**HOW TO COMPLETE THIS TASK**
With the records below as input, work out how many lines include the word "rank". Give only the number.

----

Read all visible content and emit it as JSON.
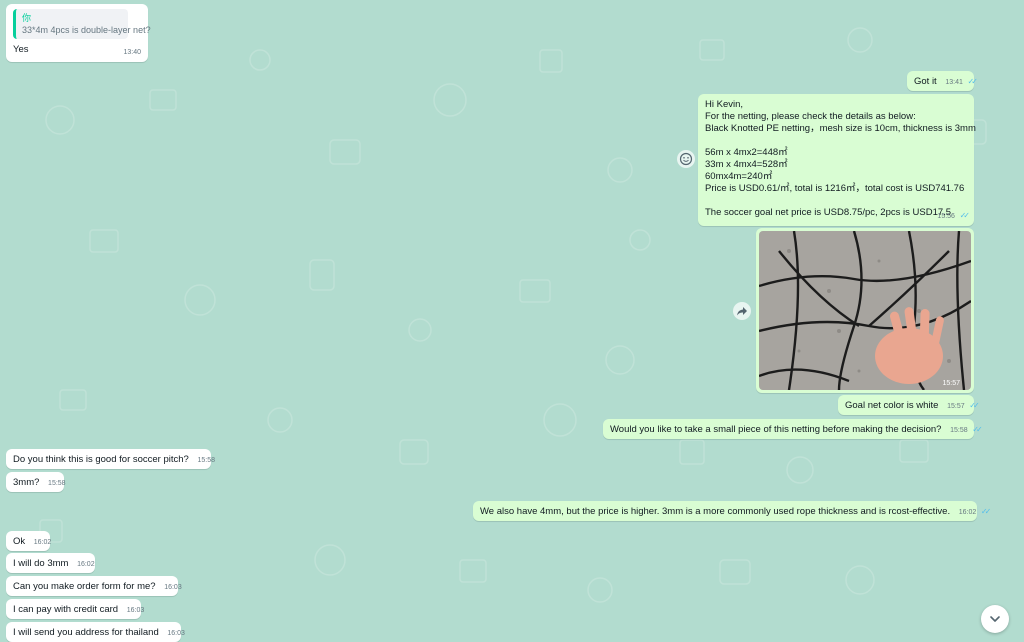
{
  "messages": {
    "m1": {
      "quote_author": "你",
      "quote_text": "33*4m 4pcs is double-layer net?",
      "text": "Yes",
      "time": "13:40"
    },
    "m2": {
      "text": "Got it",
      "time": "13:41"
    },
    "m3": {
      "lines": [
        "Hi Kevin,",
        "For the netting, please check the details as below:",
        "Black Knotted PE netting，mesh size is 10cm, thickness is 3mm",
        "",
        "56m x 4mx2=448㎡",
        "33m x 4mx4=528㎡",
        "60mx4m=240㎡",
        "Price is USD0.61/㎡, total is 1216㎡，total cost is USD741.76",
        "",
        "The soccer goal net price is USD8.75/pc, 2pcs is USD17.5"
      ],
      "time": "15:56"
    },
    "m4": {
      "time": "15:57"
    },
    "m5": {
      "text": "Goal net color is white",
      "time": "15:57"
    },
    "m6": {
      "text": "Would you like to take a small piece of this netting before making the decision?",
      "time": "15:58"
    },
    "m7": {
      "text": "Do you think this is good for soccer pitch?",
      "time": "15:58"
    },
    "m8": {
      "text": "3mm?",
      "time": "15:58"
    },
    "m9": {
      "text": "We also have 4mm, but the price is higher. 3mm is a more commonly used rope thickness and is rcost-effective.",
      "time": "16:02"
    },
    "m10": {
      "text": "Ok",
      "time": "16:02"
    },
    "m11": {
      "text": "I will do 3mm",
      "time": "16:02"
    },
    "m12": {
      "text": "Can you make order form for me?",
      "time": "16:03"
    },
    "m13": {
      "text": "I can pay with credit card",
      "time": "16:03"
    },
    "m14": {
      "text": "I will send you address for thailand",
      "time": "16:03"
    }
  },
  "icons": {
    "read_receipt": "double-check-icon",
    "react": "emoji-icon",
    "forward": "forward-icon",
    "scroll_down": "chevron-down-icon"
  },
  "colors": {
    "wallpaper": "#b2dccf",
    "incoming": "#ffffff",
    "outgoing": "#d9fdd3",
    "read_tick": "#53bdeb",
    "quote_accent": "#06cf9c"
  }
}
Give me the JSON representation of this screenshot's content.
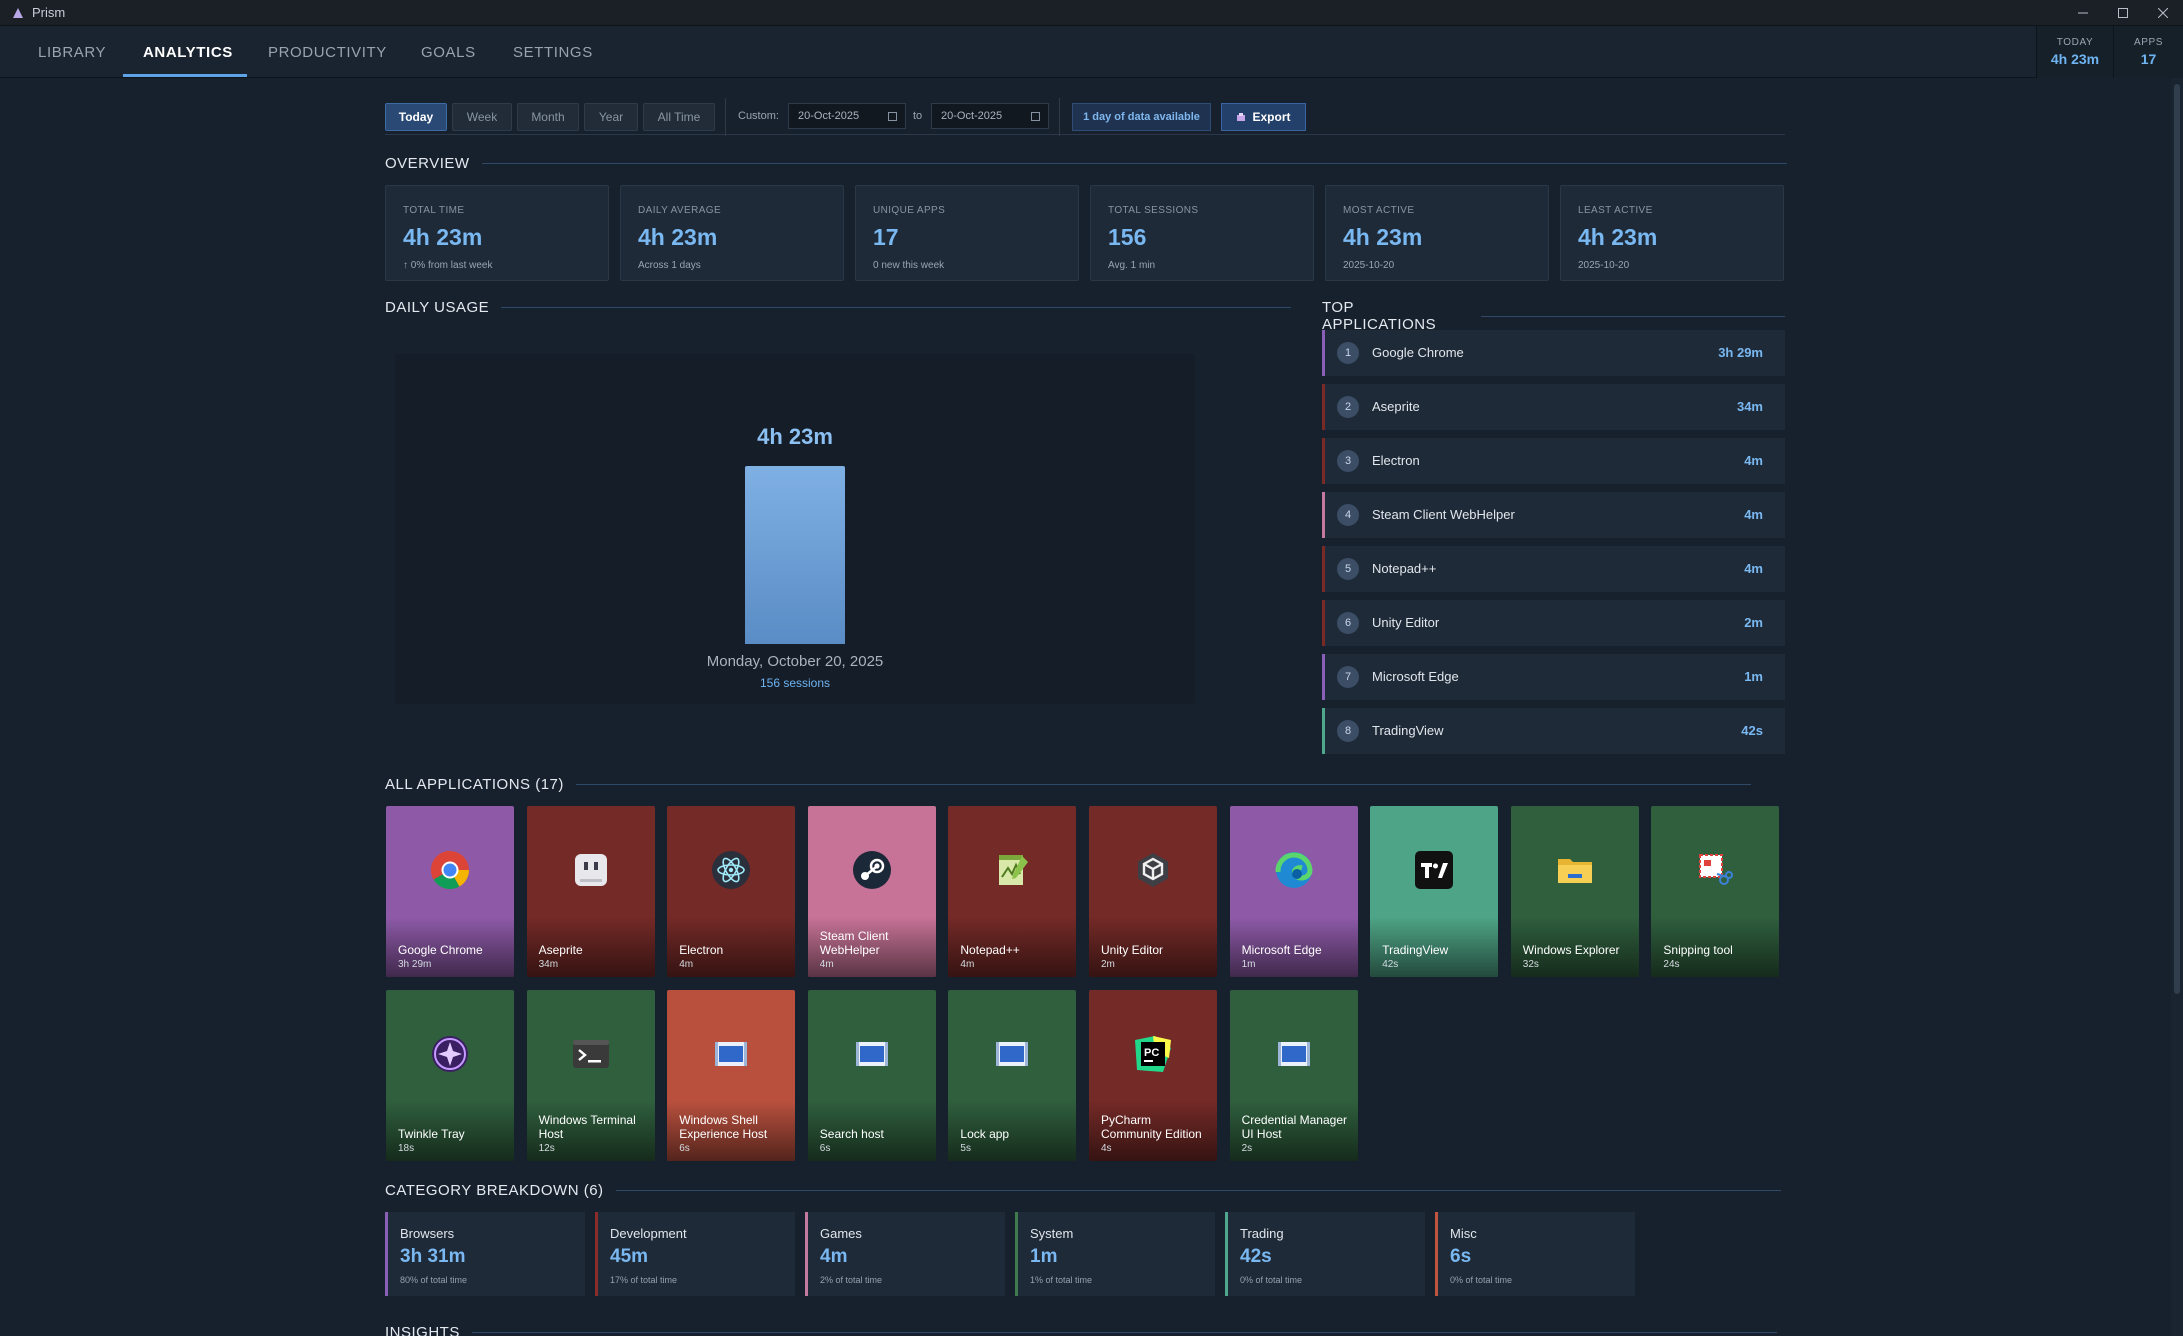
{
  "window": {
    "title": "Prism"
  },
  "nav": {
    "tabs": [
      "LIBRARY",
      "ANALYTICS",
      "PRODUCTIVITY",
      "GOALS",
      "SETTINGS"
    ],
    "active": "ANALYTICS",
    "today_label": "TODAY",
    "today_value": "4h 23m",
    "apps_label": "APPS",
    "apps_value": "17"
  },
  "filters": {
    "ranges": [
      "Today",
      "Week",
      "Month",
      "Year",
      "All Time"
    ],
    "active": "Today",
    "custom_label": "Custom:",
    "from_date": "20-Oct-2025",
    "to_label": "to",
    "to_date": "20-Oct-2025",
    "availability": "1 day of data available",
    "export_label": "Export"
  },
  "overview": {
    "heading": "OVERVIEW",
    "cards": [
      {
        "label": "TOTAL TIME",
        "value": "4h 23m",
        "sub": "↑ 0% from last week"
      },
      {
        "label": "DAILY AVERAGE",
        "value": "4h 23m",
        "sub": "Across 1 days"
      },
      {
        "label": "UNIQUE APPS",
        "value": "17",
        "sub": "0 new this week"
      },
      {
        "label": "TOTAL SESSIONS",
        "value": "156",
        "sub": "Avg. 1 min"
      },
      {
        "label": "MOST ACTIVE",
        "value": "4h 23m",
        "sub": "2025-10-20"
      },
      {
        "label": "LEAST ACTIVE",
        "value": "4h 23m",
        "sub": "2025-10-20"
      }
    ]
  },
  "daily_usage": {
    "heading": "DAILY USAGE",
    "bar_value": "4h 23m",
    "date": "Monday, October 20, 2025",
    "sessions": "156 sessions"
  },
  "chart_data": {
    "type": "bar",
    "categories": [
      "Monday, October 20, 2025"
    ],
    "values": [
      263
    ],
    "data_labels": [
      "4h 23m"
    ],
    "annotations": [
      "156 sessions"
    ],
    "ylim": [
      0,
      263
    ]
  },
  "top_apps": {
    "heading": "TOP APPLICATIONS",
    "items": [
      {
        "rank": "1",
        "name": "Google Chrome",
        "time": "3h 29m",
        "color": "#8a5fb8"
      },
      {
        "rank": "2",
        "name": "Aseprite",
        "time": "34m",
        "color": "#7a2a26"
      },
      {
        "rank": "3",
        "name": "Electron",
        "time": "4m",
        "color": "#7a2a26"
      },
      {
        "rank": "4",
        "name": "Steam Client WebHelper",
        "time": "4m",
        "color": "#c47a9f"
      },
      {
        "rank": "5",
        "name": "Notepad++",
        "time": "4m",
        "color": "#7a2a26"
      },
      {
        "rank": "6",
        "name": "Unity Editor",
        "time": "2m",
        "color": "#7a2a26"
      },
      {
        "rank": "7",
        "name": "Microsoft Edge",
        "time": "1m",
        "color": "#8a5fb8"
      },
      {
        "rank": "8",
        "name": "TradingView",
        "time": "42s",
        "color": "#4fa88e"
      }
    ]
  },
  "all_apps": {
    "heading": "ALL APPLICATIONS (17)",
    "items": [
      {
        "name": "Google Chrome",
        "time": "3h 29m",
        "color": "#8e5aa8",
        "icon": "chrome-icon"
      },
      {
        "name": "Aseprite",
        "time": "34m",
        "color": "#742a27",
        "icon": "aseprite-icon"
      },
      {
        "name": "Electron",
        "time": "4m",
        "color": "#742a27",
        "icon": "electron-icon"
      },
      {
        "name": "Steam Client WebHelper",
        "time": "4m",
        "color": "#c77397",
        "icon": "steam-icon"
      },
      {
        "name": "Notepad++",
        "time": "4m",
        "color": "#742a27",
        "icon": "notepad-icon"
      },
      {
        "name": "Unity Editor",
        "time": "2m",
        "color": "#742a27",
        "icon": "unity-icon"
      },
      {
        "name": "Microsoft Edge",
        "time": "1m",
        "color": "#8e5aa8",
        "icon": "edge-icon"
      },
      {
        "name": "TradingView",
        "time": "42s",
        "color": "#4ea486",
        "icon": "tradingview-icon"
      },
      {
        "name": "Windows Explorer",
        "time": "32s",
        "color": "#2f5f3d",
        "icon": "folder-icon"
      },
      {
        "name": "Snipping tool",
        "time": "24s",
        "color": "#2f5f3d",
        "icon": "snipping-icon"
      },
      {
        "name": "Twinkle Tray",
        "time": "18s",
        "color": "#2f5f3d",
        "icon": "twinkle-icon"
      },
      {
        "name": "Windows Terminal Host",
        "time": "12s",
        "color": "#2f5f3d",
        "icon": "terminal-icon"
      },
      {
        "name": "Windows Shell Experience Host",
        "time": "6s",
        "color": "#b9503e",
        "icon": "window-icon"
      },
      {
        "name": "Search host",
        "time": "6s",
        "color": "#2f5f3d",
        "icon": "window-icon"
      },
      {
        "name": "Lock app",
        "time": "5s",
        "color": "#2f5f3d",
        "icon": "window-icon"
      },
      {
        "name": "PyCharm Community Edition",
        "time": "4s",
        "color": "#742a27",
        "icon": "pycharm-icon"
      },
      {
        "name": "Credential Manager UI Host",
        "time": "2s",
        "color": "#2f5f3d",
        "icon": "window-icon"
      }
    ]
  },
  "categories": {
    "heading": "CATEGORY BREAKDOWN (6)",
    "items": [
      {
        "name": "Browsers",
        "value": "3h 31m",
        "sub": "80% of total time",
        "color": "#8a5fb8"
      },
      {
        "name": "Development",
        "value": "45m",
        "sub": "17% of total time",
        "color": "#8a2c2a"
      },
      {
        "name": "Games",
        "value": "4m",
        "sub": "2% of total time",
        "color": "#c47a9f"
      },
      {
        "name": "System",
        "value": "1m",
        "sub": "1% of total time",
        "color": "#3f7a4d"
      },
      {
        "name": "Trading",
        "value": "42s",
        "sub": "0% of total time",
        "color": "#4fa88e"
      },
      {
        "name": "Misc",
        "value": "6s",
        "sub": "0% of total time",
        "color": "#c0553f"
      }
    ]
  },
  "insights": {
    "heading": "INSIGHTS"
  }
}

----

**TASK RESULT**
8